■ Assigned task: Each line of the listing below that includes "your" should be reported.

■ Material for this task:
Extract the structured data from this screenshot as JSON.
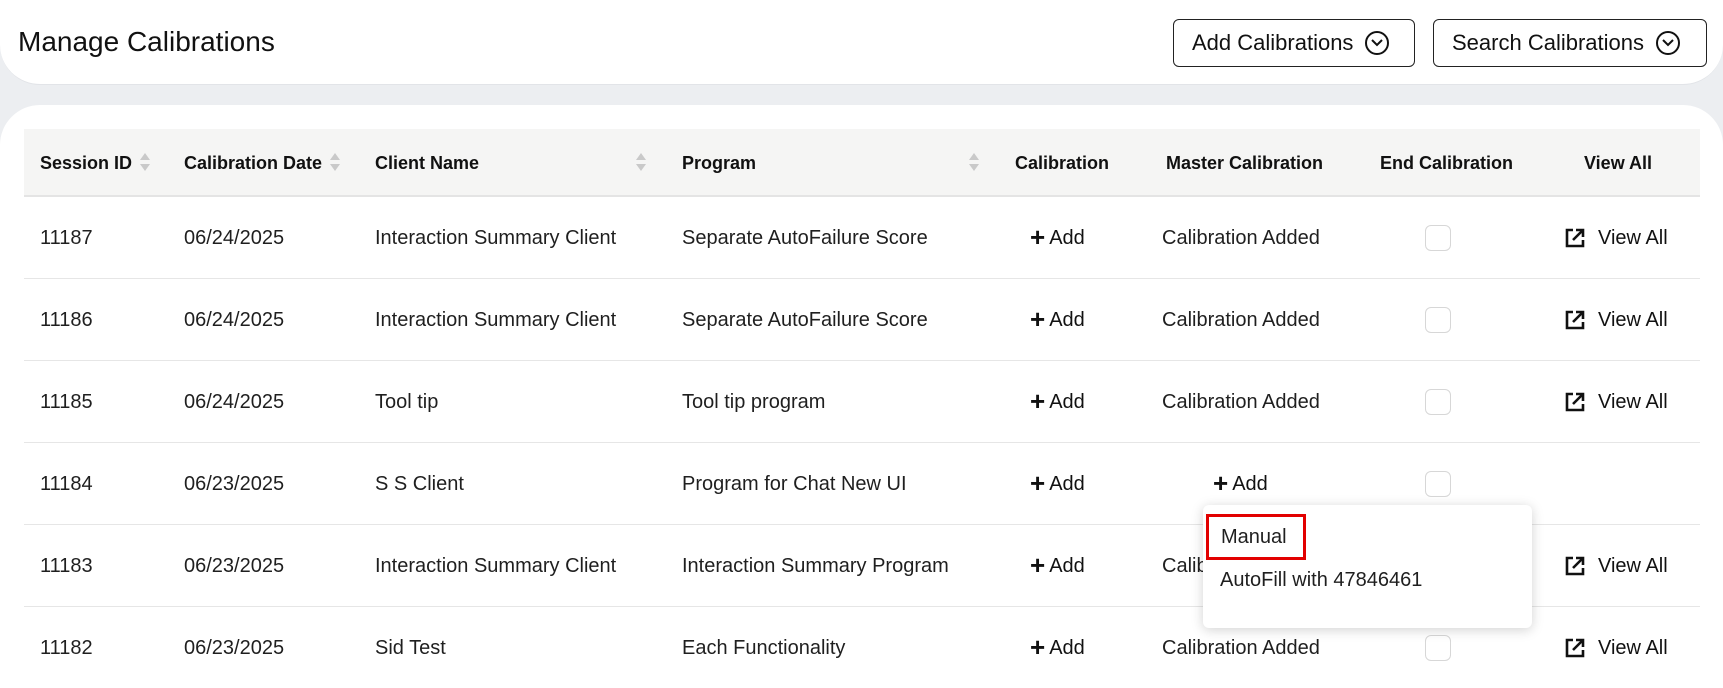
{
  "header": {
    "title": "Manage Calibrations",
    "add_button": "Add Calibrations",
    "search_button": "Search Calibrations"
  },
  "table": {
    "columns": [
      "Session ID",
      "Calibration Date",
      "Client Name",
      "Program",
      "Calibration",
      "Master Calibration",
      "End Calibration",
      "View All"
    ],
    "rows": [
      {
        "session_id": "11187",
        "date": "06/24/2025",
        "client": "Interaction Summary Client",
        "program": "Separate AutoFailure Score",
        "calibration": "Add",
        "master": "Calibration Added",
        "view_all": "View All"
      },
      {
        "session_id": "11186",
        "date": "06/24/2025",
        "client": "Interaction Summary Client",
        "program": "Separate AutoFailure Score",
        "calibration": "Add",
        "master": "Calibration Added",
        "view_all": "View All"
      },
      {
        "session_id": "11185",
        "date": "06/24/2025",
        "client": "Tool tip",
        "program": "Tool tip program",
        "calibration": "Add",
        "master": "Calibration Added",
        "view_all": "View All"
      },
      {
        "session_id": "11184",
        "date": "06/23/2025",
        "client": "S S Client",
        "program": "Program for Chat New UI",
        "calibration": "Add",
        "master": "Add",
        "view_all": ""
      },
      {
        "session_id": "11183",
        "date": "06/23/2025",
        "client": "Interaction Summary Client",
        "program": "Interaction Summary Program",
        "calibration": "Add",
        "master": "Calib",
        "view_all": "View All"
      },
      {
        "session_id": "11182",
        "date": "06/23/2025",
        "client": "Sid Test",
        "program": "Each Functionality",
        "calibration": "Add",
        "master": "Calibration Added",
        "view_all": "View All"
      }
    ]
  },
  "dropdown": {
    "items": [
      "Manual",
      "AutoFill with 47846461"
    ]
  }
}
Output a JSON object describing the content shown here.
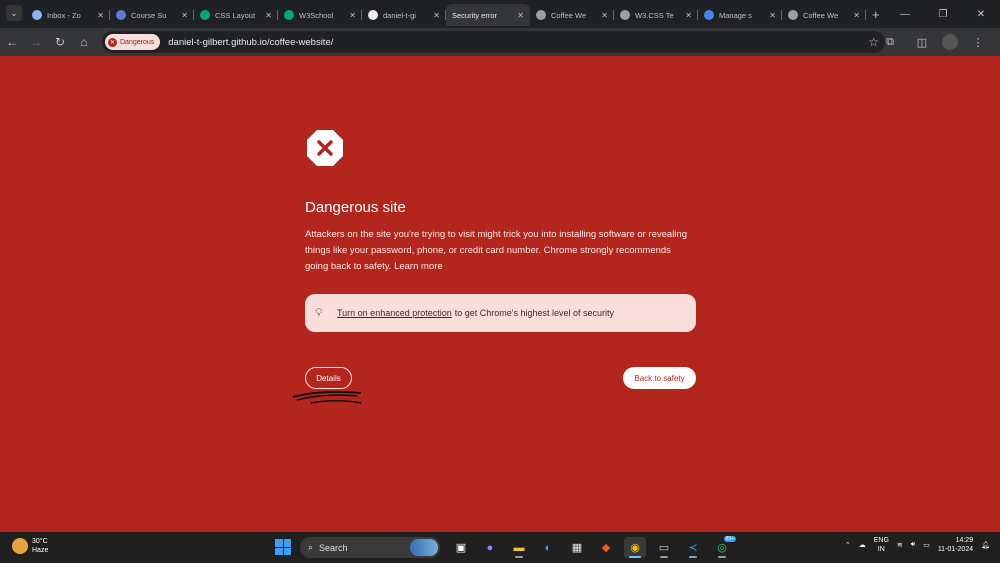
{
  "browser": {
    "tabs": [
      {
        "title": "Inbox - Zo",
        "favicon": "inbox-icon",
        "color": "#8ab4f8",
        "active": false
      },
      {
        "title": "Course Su",
        "favicon": "course-icon",
        "color": "#5a7bd6",
        "active": false
      },
      {
        "title": "CSS Layout",
        "favicon": "w3schools-icon",
        "color": "#04aa6d",
        "active": false
      },
      {
        "title": "W3School",
        "favicon": "w3schools-icon",
        "color": "#04aa6d",
        "active": false
      },
      {
        "title": "daniel-t-gi",
        "favicon": "github-icon",
        "color": "#e8eaed",
        "active": false
      },
      {
        "title": "Security error",
        "favicon": "",
        "color": "#35363a",
        "active": true
      },
      {
        "title": "Coffee We",
        "favicon": "globe-icon",
        "color": "#9aa0a6",
        "active": false
      },
      {
        "title": "W3.CSS Te",
        "favicon": "globe-icon",
        "color": "#9aa0a6",
        "active": false
      },
      {
        "title": "Manage s",
        "favicon": "google-icon",
        "color": "#4285f4",
        "active": false
      },
      {
        "title": "Coffee We",
        "favicon": "globe-icon",
        "color": "#9aa0a6",
        "active": false
      }
    ],
    "security_chip": "Dangerous",
    "url": "daniel-t-gilbert.github.io/coffee-website/"
  },
  "interstitial": {
    "heading": "Dangerous site",
    "body": "Attackers on the site you're trying to visit might trick you into installing software or revealing things like your password, phone, or credit card number. Chrome strongly recommends going back to safety.",
    "learn_more": "Learn more",
    "promo_link": "Turn on enhanced protection",
    "promo_text": "to get Chrome's highest level of security",
    "details_label": "Details",
    "back_label": "Back to safety"
  },
  "taskbar": {
    "weather_temp": "30°C",
    "weather_desc": "Haze",
    "search_label": "Search",
    "whatsapp_badge": "99+",
    "lang_top": "ENG",
    "lang_bottom": "IN",
    "time": "14:29",
    "date": "11-01-2024"
  },
  "colors": {
    "page_bg": "#b3261e",
    "promo_bg": "#f9dedc",
    "accent": "#60cdff"
  }
}
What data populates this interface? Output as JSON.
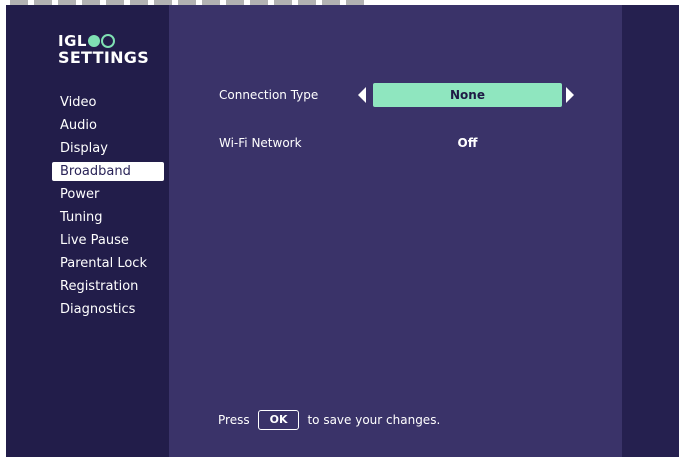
{
  "logo": {
    "line1_prefix": "IGL",
    "line2": "SETTINGS"
  },
  "sidebar": {
    "items": [
      {
        "label": "Video"
      },
      {
        "label": "Audio"
      },
      {
        "label": "Display"
      },
      {
        "label": "Broadband",
        "selected": true
      },
      {
        "label": "Power"
      },
      {
        "label": "Tuning"
      },
      {
        "label": "Live Pause"
      },
      {
        "label": "Parental Lock"
      },
      {
        "label": "Registration"
      },
      {
        "label": "Diagnostics"
      }
    ]
  },
  "settings": {
    "connection_type": {
      "label": "Connection Type",
      "value": "None"
    },
    "wifi_network": {
      "label": "Wi-Fi Network",
      "value": "Off"
    }
  },
  "footer": {
    "prefix": "Press",
    "ok_label": "OK",
    "suffix": "to save your changes."
  },
  "colors": {
    "background": "#25204f",
    "content_panel": "#3a3369",
    "accent": "#8fe6bf",
    "selected_menu_bg": "#ffffff"
  }
}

■ Response to this exercise:
    "body": "Attackers on the site you're trying to visit might trick you into installing software or revealing things like your password, phone, or credit card number. Chrome strongly recommends going back to safety.",
    "suffix": "to save your changes."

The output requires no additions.